Your instructions
The entries below should be given again exactly, minus their pictures.

•••

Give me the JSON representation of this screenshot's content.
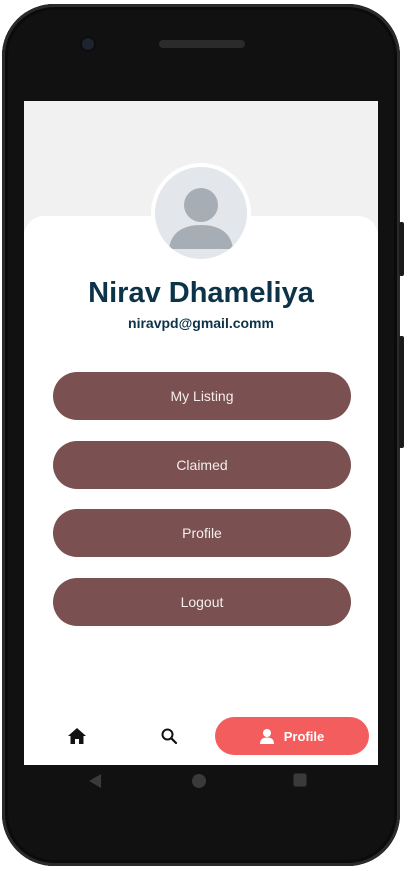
{
  "profile": {
    "name": "Nirav Dhameliya",
    "email": "niravpd@gmail.comm",
    "avatar_icon": "user-placeholder-icon"
  },
  "menu": [
    {
      "label": "My Listing"
    },
    {
      "label": "Claimed"
    },
    {
      "label": "Profile"
    },
    {
      "label": "Logout"
    }
  ],
  "tabbar": {
    "home_icon": "home-icon",
    "search_icon": "search-icon",
    "profile_label": "Profile",
    "active": "Profile"
  },
  "colors": {
    "menu_button": "#7a5050",
    "active_tab": "#f45d5d",
    "name_text": "#0d3349"
  }
}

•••

Response to the exercise
Give me the JSON representation of this screenshot's content.
{
  "profile": {
    "name": "Nirav Dhameliya",
    "email": "niravpd@gmail.comm",
    "avatar_icon": "user-placeholder-icon"
  },
  "menu": [
    {
      "label": "My Listing"
    },
    {
      "label": "Claimed"
    },
    {
      "label": "Profile"
    },
    {
      "label": "Logout"
    }
  ],
  "tabbar": {
    "home_icon": "home-icon",
    "search_icon": "search-icon",
    "profile_label": "Profile",
    "active": "Profile"
  },
  "colors": {
    "menu_button": "#7a5050",
    "active_tab": "#f45d5d",
    "name_text": "#0d3349"
  }
}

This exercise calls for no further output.